  • The Daily Telegraph: Thomas Cook is merging its UK, German and Belgian airline businesses as part of efforts to turn around the loss-making tour operator.
  • Financial Times: SABMiller, the world’s second-largest brewer by sales, has agreed to pay $864 million in cash to acquire breweries from the state-owned Guangdong-based Kingway Brewery Holdings, as well as its Kingway lager brand.
  • The Daily Telegraph: Ryanair has offered loss-making Flybe €100 million in cash to persuade the regional airline to run more than 40 routes currently operated by Aer Lingus.
  • The Independent: UBM, which organises events and runs marketing, has sealed a £160 million deal to sell some of its data services businesses to the private equity firm Electra.
  • The Guardian (Comment): The US’ justice department is making headlines with high-profile suits against Wall Street firms, but singling out a few won't fix systemic wrongdoing.
  • The Guardian (Comment): By formalising workers' resistance, the Chinese government hopes to maintain productivity threatened by strikes.
  • The Daily Telegraph (Comment): The fact is, the richer you are, the happier you are.
  • The Daily Telegraph (Comment): Where's your positive contagion now, Mr Draghi?
  • Financial Times (Lex): Dell: US computer maker’s motto is “the power to do more”. The question raised by Michael Dell’s $24.4billion deal to take his namesake company private is: more of what, exactly?
  • Financial Times (Lex): Virgin Media/Liberty: US cable tycoon John Malone is considering an offer for the UK cable company, but two key questions remain for investors - can the sums be made to work on this deal and what implications a Liberty Global-VM deal might have for other players in the market.
  • Financial Times (Lex): UBS: Swiss bank’s 2012 results were good in parts, but the bank still has work to do if it is to become less of a curate’s egg.
  • Financial Times (Lex): BG Group: UK oil & gas company’s shares still suffering from autumn’s profit warning and will not be going anywhere before new chief executive’s strategy presentation in May.
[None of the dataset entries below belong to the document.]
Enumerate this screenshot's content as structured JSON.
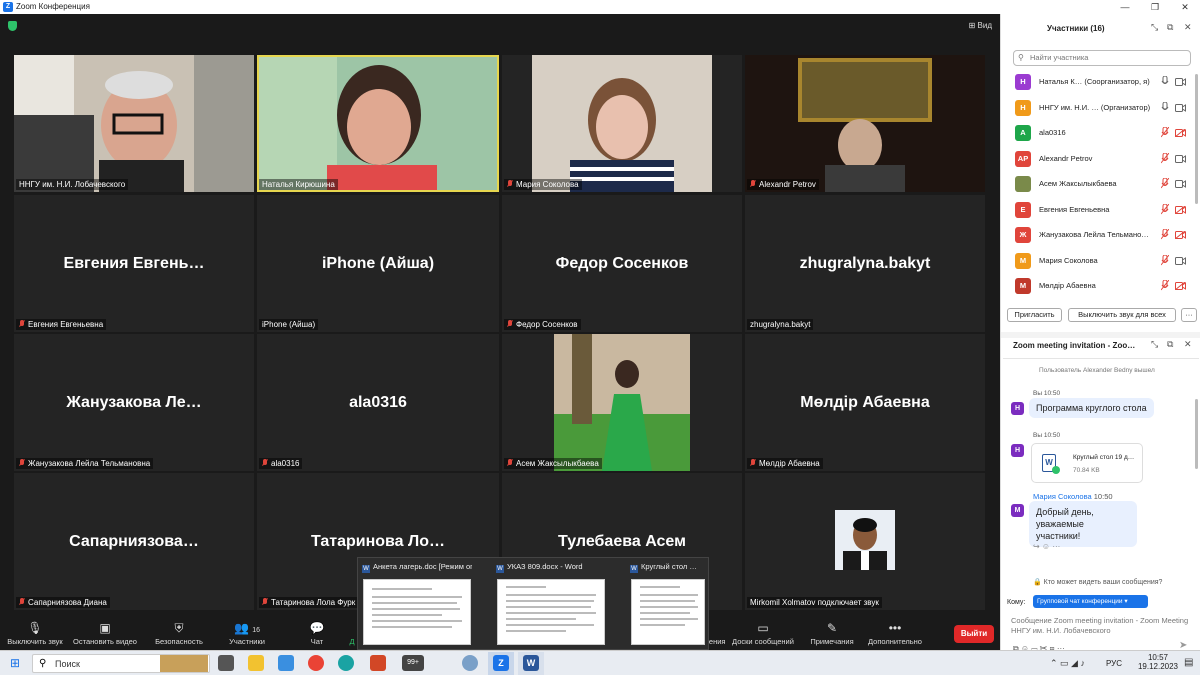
{
  "window": {
    "title": "Zoom Конференция",
    "view_label": "Вид"
  },
  "tiles": [
    {
      "name": "ННГУ им. Н.И. Лобачевского",
      "big": "",
      "muted": false,
      "video": true
    },
    {
      "name": "Наталья Кирюшина",
      "big": "",
      "muted": false,
      "video": true,
      "active": true
    },
    {
      "name": "Мария Соколова",
      "big": "",
      "muted": true,
      "video": true
    },
    {
      "name": "Alexandr Petrov",
      "big": "",
      "muted": true,
      "video": true
    },
    {
      "name": "Евгения Евгеньевна",
      "big": "Евгения  Евгень…",
      "muted": true
    },
    {
      "name": "iPhone (Айша)",
      "big": "iPhone (Айша)",
      "muted": false
    },
    {
      "name": "Федор Сосенков",
      "big": "Федор Сосенков",
      "muted": true
    },
    {
      "name": "zhugralyna.bakyt",
      "big": "zhugralyna.bakyt",
      "muted": false
    },
    {
      "name": "Жанузакова Лейла Тельмановна",
      "big": "Жанузакова  Ле…",
      "muted": true
    },
    {
      "name": "ala0316",
      "big": "ala0316",
      "muted": true
    },
    {
      "name": "Асем Жаксылыкбаева",
      "big": "",
      "muted": true,
      "video": true
    },
    {
      "name": "Мөлдір Абаевна",
      "big": "Мөлдір Абаевна",
      "muted": true
    },
    {
      "name": "Сапарниязова Диана",
      "big": "Сапарниязова…",
      "muted": true
    },
    {
      "name": "Татаринова Лола Фурк",
      "big": "Татаринова  Ло…",
      "muted": true
    },
    {
      "name": "",
      "big": "Тулебаева Асем",
      "muted": false
    },
    {
      "name": "Mirkomil Xolmatov подключает звук",
      "big": "",
      "muted": false,
      "video": true
    }
  ],
  "toolbar": {
    "mute": "Выключить звук",
    "video": "Остановить видео",
    "security": "Безопасность",
    "participants": "Участники",
    "participants_count": "16",
    "chat": "Чат",
    "share_partial": "Д",
    "reactions_partial": "дения",
    "whiteboards": "Доски сообщений",
    "notes": "Примечания",
    "more": "Дополнительно",
    "leave": "Выйти"
  },
  "share_thumbs": [
    {
      "title": "Анкета лагерь.doc [Режим ог…"
    },
    {
      "title": "УКАЗ 809.docx - Word"
    },
    {
      "title": "Круглый стол …"
    }
  ],
  "participants_panel": {
    "title": "Участники (16)",
    "search_placeholder": "Найти участника",
    "list": [
      {
        "initials": "Н",
        "name": "Наталья К… (Соорганизатор, я)",
        "color": "#9b3bd1",
        "muted": false,
        "cam_off": false
      },
      {
        "initials": "Н",
        "name": "ННГУ им. Н.И. … (Организатор)",
        "color": "#f09a1a",
        "muted": false,
        "cam_off": false
      },
      {
        "initials": "A",
        "name": "ala0316",
        "color": "#1ea64a",
        "muted": true,
        "cam_off": true
      },
      {
        "initials": "AP",
        "name": "Alexandr Petrov",
        "color": "#e0453b",
        "muted": true,
        "cam_off": false
      },
      {
        "initials": "",
        "name": "Асем Жаксылыкбаева",
        "color": "#7a8a4a",
        "muted": true,
        "cam_off": false
      },
      {
        "initials": "Е",
        "name": "Евгения Евгеньевна",
        "color": "#e0453b",
        "muted": true,
        "cam_off": true
      },
      {
        "initials": "Ж",
        "name": "Жанузакова Лейла Тельмано…",
        "color": "#e0453b",
        "muted": true,
        "cam_off": true
      },
      {
        "initials": "М",
        "name": "Мария Соколова",
        "color": "#f09a1a",
        "muted": true,
        "cam_off": false
      },
      {
        "initials": "М",
        "name": "Мөлдір Абаевна",
        "color": "#c0392b",
        "muted": true,
        "cam_off": true
      }
    ],
    "invite": "Пригласить",
    "mute_all": "Выключить звук для всех",
    "more": "···"
  },
  "chat_panel": {
    "title": "Zoom meeting invitation - Zoo…",
    "system_msg": "Пользователь Alexander Bedny вышел",
    "messages": [
      {
        "sender": "Вы",
        "time": "10:50",
        "text": "Программа круглого стола"
      },
      {
        "sender": "Вы",
        "time": "10:50",
        "file_name": "Круглый стол 19 д…",
        "file_size": "70.84 KB"
      },
      {
        "sender": "Мария Соколова",
        "time": "10:50",
        "text": "Добрый день, уважаемые участники!"
      }
    ],
    "who_can_see": "Кто может видеть ваши сообщения?",
    "to_label": "Кому:",
    "to_value": "Групповой чат конференции",
    "input_placeholder": "Сообщение Zoom meeting invitation - Zoom Meeting ННГУ им. Н.И. Лобачевского"
  },
  "taskbar": {
    "search": "Поиск",
    "badge": "99+",
    "lang": "РУС",
    "time": "10:57",
    "date": "19.12.2023"
  }
}
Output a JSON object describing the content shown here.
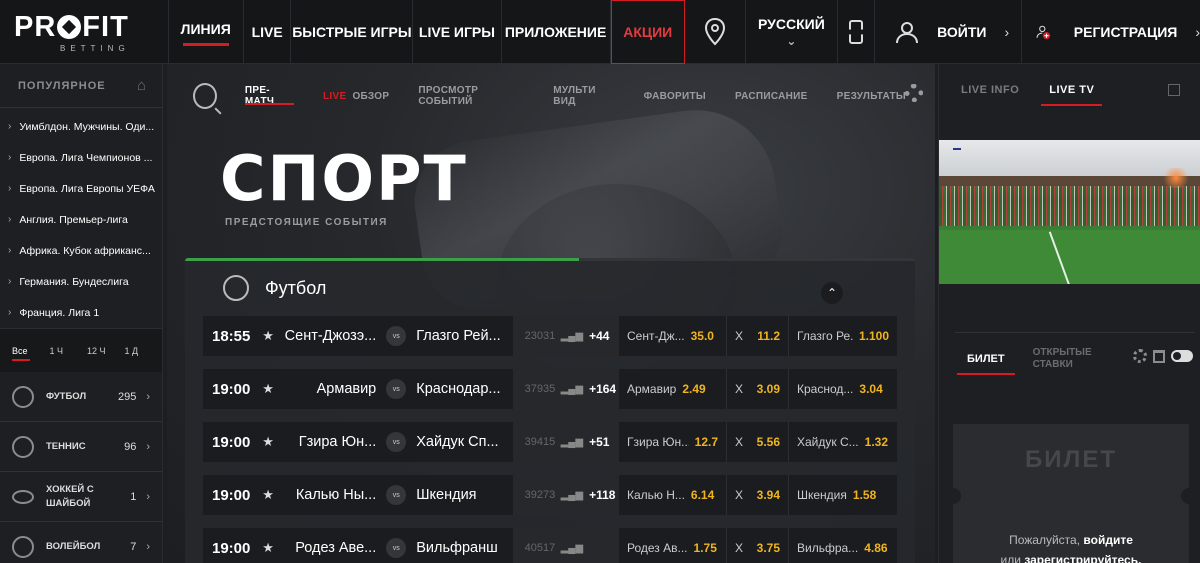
{
  "logo": {
    "name": "PROFIT",
    "sub": "BETTING"
  },
  "topnav": {
    "items": [
      "ЛИНИЯ",
      "LIVE",
      "БЫСТРЫЕ ИГРЫ",
      "LIVE ИГРЫ",
      "ПРИЛОЖЕНИЕ",
      "АКЦИИ"
    ],
    "language": "РУССКИЙ",
    "login": "ВОЙТИ",
    "register": "РЕГИСТРАЦИЯ"
  },
  "sidebar": {
    "popular_title": "ПОПУЛЯРНОЕ",
    "popular": [
      "Уимблдон. Мужчины. Оди...",
      "Европа. Лига Чемпионов ...",
      "Европа. Лига Европы УЕФА",
      "Англия. Премьер-лига",
      "Африка. Кубок африканс...",
      "Германия. Бундеслига",
      "Франция. Лига 1"
    ],
    "periods": [
      "Все",
      "1 Ч",
      "12 Ч",
      "1 Д"
    ],
    "sports": [
      {
        "name": "ФУТБОЛ",
        "count": "295"
      },
      {
        "name": "ТЕННИС",
        "count": "96"
      },
      {
        "name": "ХОККЕЙ С ШАЙБОЙ",
        "count": "1"
      },
      {
        "name": "ВОЛЕЙБОЛ",
        "count": "7"
      }
    ]
  },
  "subnav": {
    "items": [
      "ПРЕ-МАТЧ",
      "ОБЗОР",
      "ПРОСМОТР СОБЫТИЙ",
      "МУЛЬТИ ВИД",
      "ФАВОРИТЫ",
      "РАСПИСАНИЕ",
      "РЕЗУЛЬТАТЫ"
    ],
    "live_tag": "LIVE"
  },
  "hero": {
    "title": "СПОРТ",
    "subtitle": "ПРЕДСТОЯЩИЕ СОБЫТИЯ"
  },
  "panel": {
    "title": "Футбол",
    "vs": "vs",
    "draw_label": "X",
    "matches": [
      {
        "time": "18:55",
        "home": "Сент-Джозэ...",
        "away": "Глазго Рей...",
        "id": "23031",
        "more": "+44",
        "o1n": "Сент-Дж...",
        "o1": "35.0",
        "ox": "11.2",
        "o2n": "Глазго Ре...",
        "o2": "1.100"
      },
      {
        "time": "19:00",
        "home": "Армавир",
        "away": "Краснодар...",
        "id": "37935",
        "more": "+164",
        "o1n": "Армавир",
        "o1": "2.49",
        "ox": "3.09",
        "o2n": "Краснод...",
        "o2": "3.04"
      },
      {
        "time": "19:00",
        "home": "Гзира Юн...",
        "away": "Хайдук Сп...",
        "id": "39415",
        "more": "+51",
        "o1n": "Гзира Юн...",
        "o1": "12.7",
        "ox": "5.56",
        "o2n": "Хайдук С...",
        "o2": "1.32"
      },
      {
        "time": "19:00",
        "home": "Калью Ны...",
        "away": "Шкендия",
        "id": "39273",
        "more": "+118",
        "o1n": "Калью Н...",
        "o1": "6.14",
        "ox": "3.94",
        "o2n": "Шкендия",
        "o2": "1.58"
      },
      {
        "time": "19:00",
        "home": "Родез Аве...",
        "away": "Вильфранш",
        "id": "40517",
        "more": "",
        "o1n": "Родез Ав...",
        "o1": "1.75",
        "ox": "3.75",
        "o2n": "Вильфра...",
        "o2": "4.86"
      }
    ]
  },
  "right": {
    "tabs": [
      "LIVE INFO",
      "LIVE TV"
    ],
    "ticket_tab": "БИЛЕТ",
    "open_bets": "ОТКРЫТЫЕ СТАВКИ",
    "ticket_title": "БИЛЕТ",
    "msg_pre": "Пожалуйста,",
    "msg_login": "войдите",
    "msg_or": "или",
    "msg_reg": "зарегистрируйтесь."
  }
}
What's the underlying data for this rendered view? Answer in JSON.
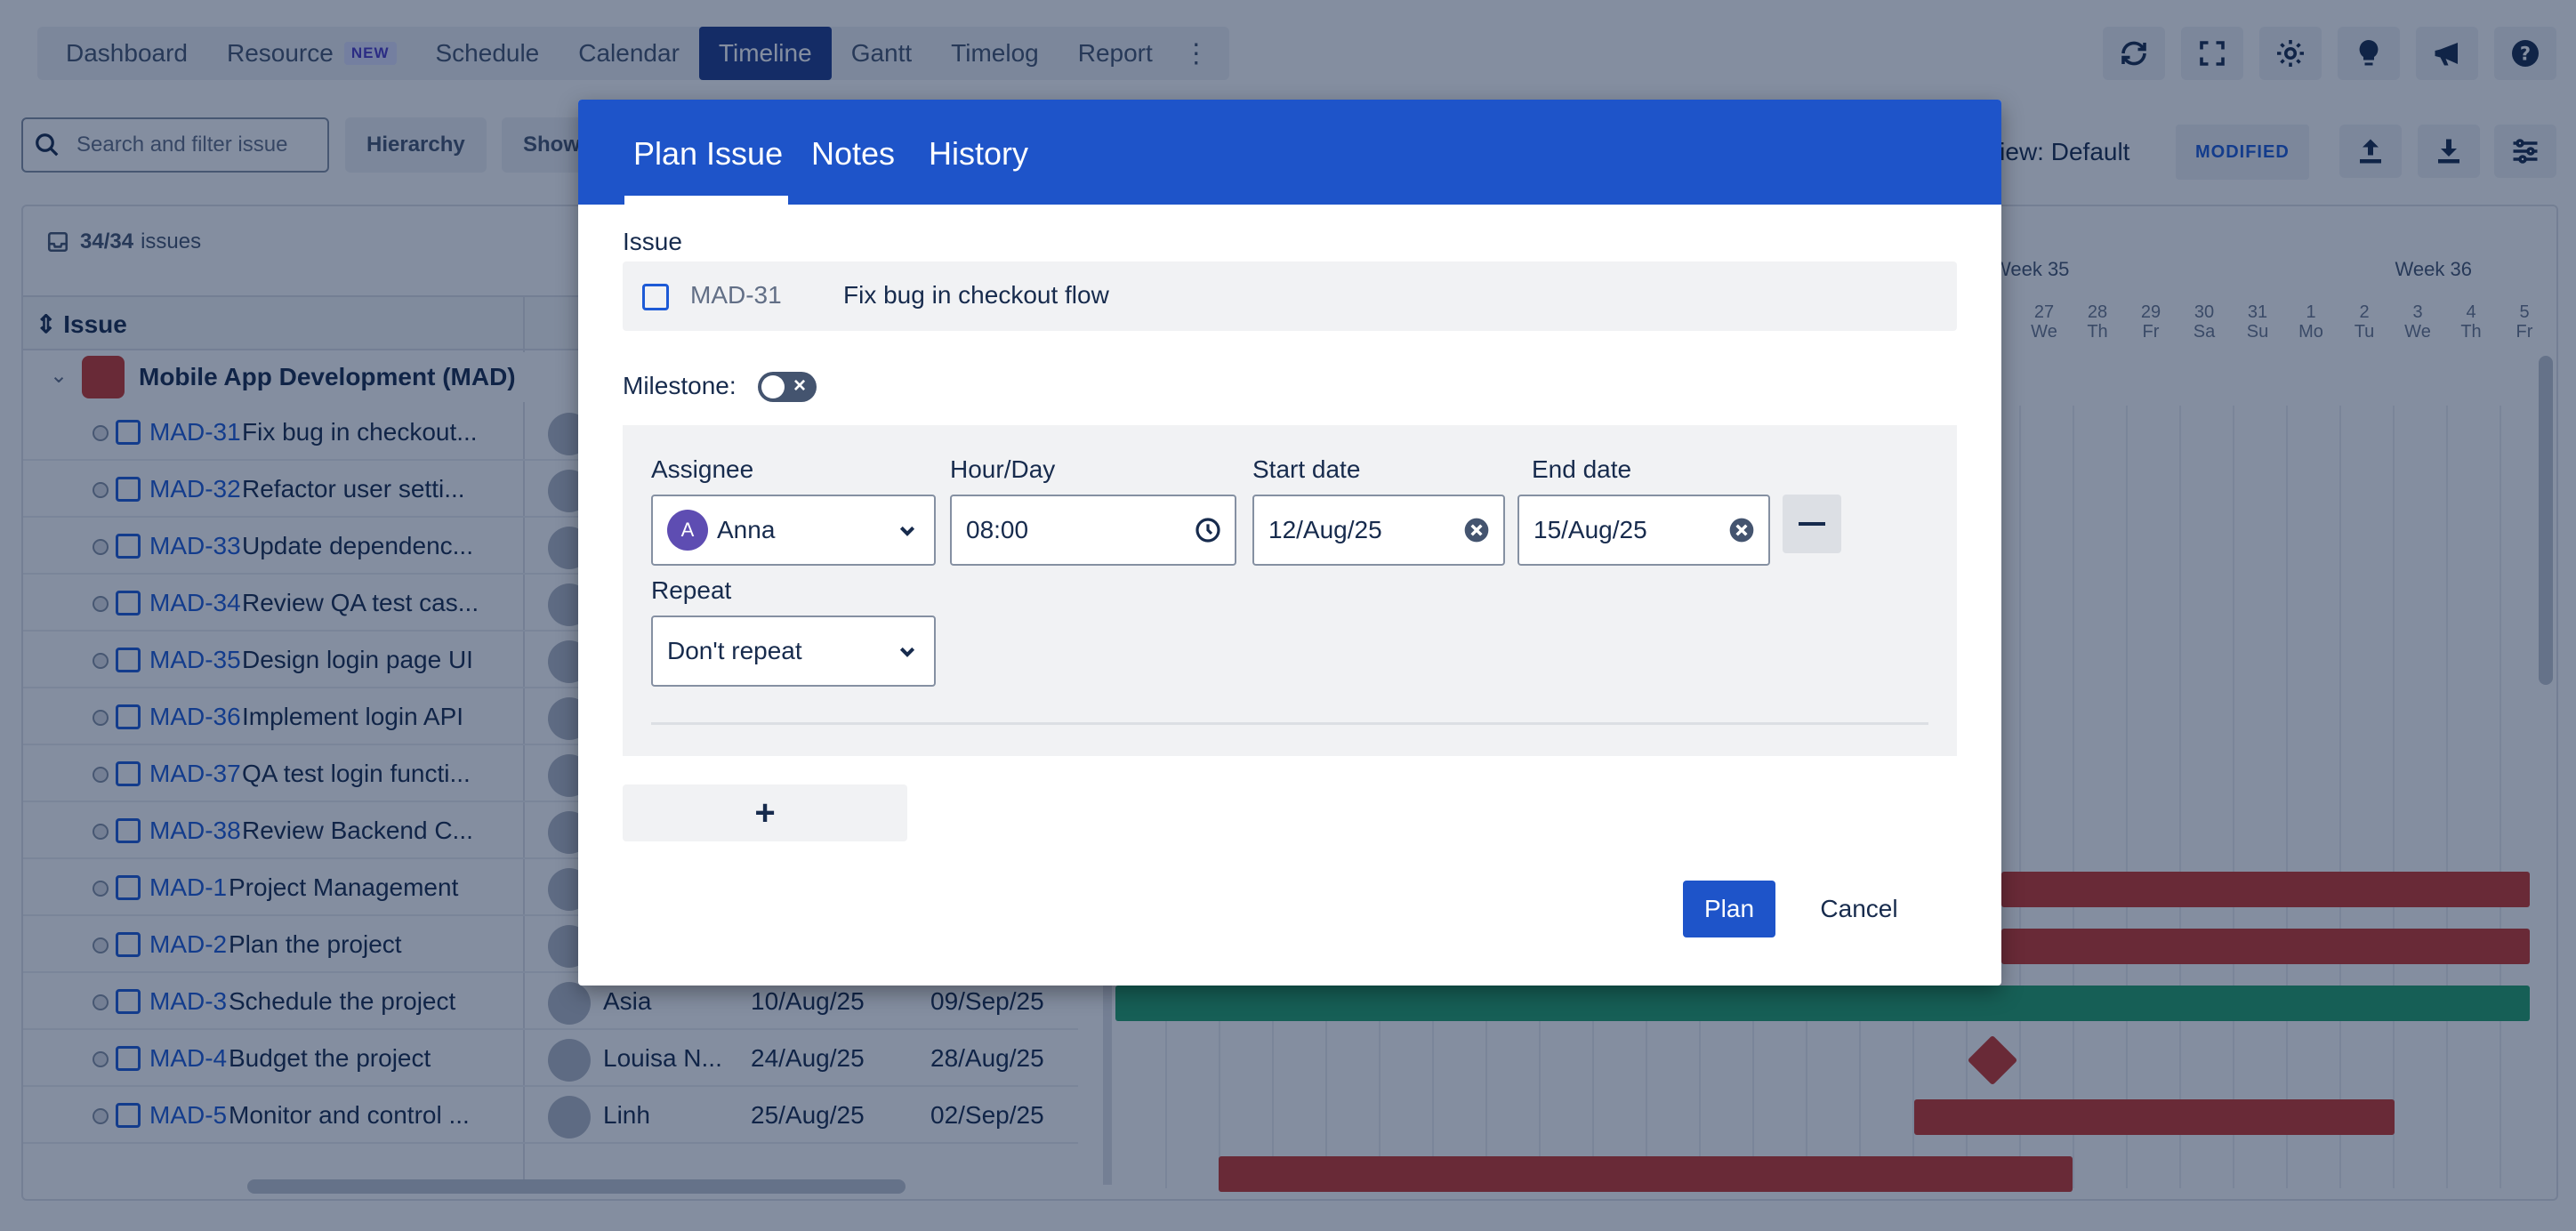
{
  "nav": {
    "tabs": [
      {
        "label": "Dashboard"
      },
      {
        "label": "Resource",
        "badge": "NEW"
      },
      {
        "label": "Schedule"
      },
      {
        "label": "Calendar"
      },
      {
        "label": "Timeline",
        "active": true
      },
      {
        "label": "Gantt"
      },
      {
        "label": "Timelog"
      },
      {
        "label": "Report"
      }
    ],
    "icons": [
      "refresh-icon",
      "fullscreen-icon",
      "settings-icon",
      "lightbulb-icon",
      "megaphone-icon",
      "help-icon"
    ]
  },
  "toolbar": {
    "search_placeholder": "Search and filter issue",
    "hierarchy_label": "Hierarchy",
    "show_label": "Show",
    "view_label": "View: Default",
    "modified_badge": "MODIFIED"
  },
  "grid": {
    "issues_count": "34/34",
    "issues_word": "issues",
    "issue_column": "Issue",
    "group": "Mobile App Development  (MAD)",
    "weeks": [
      "Week 35",
      "Week 36"
    ],
    "days": [
      {
        "d": "27",
        "w": "We"
      },
      {
        "d": "28",
        "w": "Th"
      },
      {
        "d": "29",
        "w": "Fr"
      },
      {
        "d": "30",
        "w": "Sa"
      },
      {
        "d": "31",
        "w": "Su"
      },
      {
        "d": "1",
        "w": "Mo"
      },
      {
        "d": "2",
        "w": "Tu"
      },
      {
        "d": "3",
        "w": "We"
      },
      {
        "d": "4",
        "w": "Th"
      },
      {
        "d": "5",
        "w": "Fr"
      }
    ],
    "rows": [
      {
        "key": "MAD-31",
        "title": "Fix bug in checkout...",
        "assignee": "",
        "start": "",
        "end": ""
      },
      {
        "key": "MAD-32",
        "title": "Refactor user setti...",
        "assignee": "",
        "start": "",
        "end": ""
      },
      {
        "key": "MAD-33",
        "title": "Update dependenc...",
        "assignee": "",
        "start": "",
        "end": ""
      },
      {
        "key": "MAD-34",
        "title": "Review QA test cas...",
        "assignee": "",
        "start": "",
        "end": ""
      },
      {
        "key": "MAD-35",
        "title": "Design login page UI",
        "assignee": "",
        "start": "",
        "end": ""
      },
      {
        "key": "MAD-36",
        "title": "Implement login API",
        "assignee": "",
        "start": "",
        "end": ""
      },
      {
        "key": "MAD-37",
        "title": "QA test login functi...",
        "assignee": "",
        "start": "",
        "end": ""
      },
      {
        "key": "MAD-38",
        "title": "Review Backend C...",
        "assignee": "",
        "start": "",
        "end": ""
      },
      {
        "key": "MAD-1",
        "title": "Project Management",
        "assignee": "",
        "start": "",
        "end": ""
      },
      {
        "key": "MAD-2",
        "title": "Plan the project",
        "assignee": "",
        "start": "",
        "end": ""
      },
      {
        "key": "MAD-3",
        "title": "Schedule the project",
        "assignee": "Asia",
        "start": "10/Aug/25",
        "end": "09/Sep/25"
      },
      {
        "key": "MAD-4",
        "title": "Budget the project",
        "assignee": "Louisa N...",
        "start": "24/Aug/25",
        "end": "28/Aug/25"
      },
      {
        "key": "MAD-5",
        "title": "Monitor and control ...",
        "assignee": "Linh",
        "start": "25/Aug/25",
        "end": "02/Sep/25"
      }
    ]
  },
  "modal": {
    "tabs": [
      "Plan Issue",
      "Notes",
      "History"
    ],
    "issue_label": "Issue",
    "issue_key": "MAD-31",
    "issue_title": "Fix bug in checkout flow",
    "milestone_label": "Milestone:",
    "assignee_label": "Assignee",
    "assignee_value": "Anna",
    "assignee_initial": "A",
    "hourday_label": "Hour/Day",
    "hourday_value": "08:00",
    "start_label": "Start date",
    "start_value": "12/Aug/25",
    "end_label": "End date",
    "end_value": "15/Aug/25",
    "repeat_label": "Repeat",
    "repeat_value": "Don't repeat",
    "add_label": "+",
    "plan_label": "Plan",
    "cancel_label": "Cancel"
  }
}
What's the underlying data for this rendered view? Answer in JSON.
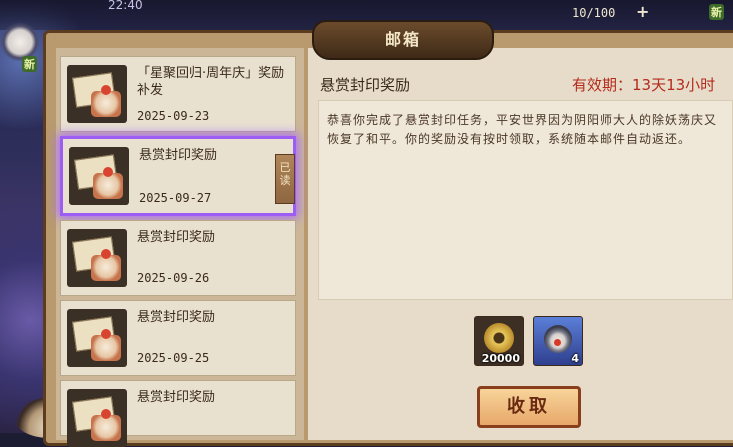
{
  "status_bar": {
    "time": "22:40",
    "count": "10/100",
    "plus": "+"
  },
  "badges": {
    "new_left": "新",
    "new_right": "新"
  },
  "window": {
    "title": "邮箱"
  },
  "mails": [
    {
      "title": "「星聚回归·周年庆」奖励补发",
      "date": "2025-09-23",
      "read_tag": ""
    },
    {
      "title": "悬赏封印奖励",
      "date": "2025-09-27",
      "read_tag": "已读",
      "selected": true
    },
    {
      "title": "悬赏封印奖励",
      "date": "2025-09-26",
      "read_tag": ""
    },
    {
      "title": "悬赏封印奖励",
      "date": "2025-09-25",
      "read_tag": ""
    },
    {
      "title": "悬赏封印奖励",
      "date": "",
      "read_tag": ""
    }
  ],
  "read_tag_chars": [
    "已",
    "读"
  ],
  "detail": {
    "title": "悬赏封印奖励",
    "expiry": "有效期：13天13小时",
    "body": "恭喜你完成了悬赏封印任务，平安世界因为阴阳师大人的除妖荡庆又恢复了和平。你的奖励没有按时领取，系统随本邮件自动返还。"
  },
  "rewards": [
    {
      "icon": "gold-coin-icon",
      "qty": "20000"
    },
    {
      "icon": "shikigami-icon",
      "qty": "4"
    }
  ],
  "claim_button": {
    "label": "收取"
  },
  "colors": {
    "accent_selected": "#9d5cf4",
    "expiry": "#b42b1c",
    "button": "#e8a86a"
  }
}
Leave a comment!

Please sign in or register to comment. It is free to register and only takes a minute or two.
Comment & analysis

Asset managers: 'There is going to be a distribution revolution'

1 Comment Play Asset managers: 'There is going to be a distribution revolution'

In footage not used in our original CEO tapes videos, five CEOs discuss how distribution will change in the future. Will 'distribution' be revolutionised by technology the same way that Spotify changed music or the Kindle changed publishing?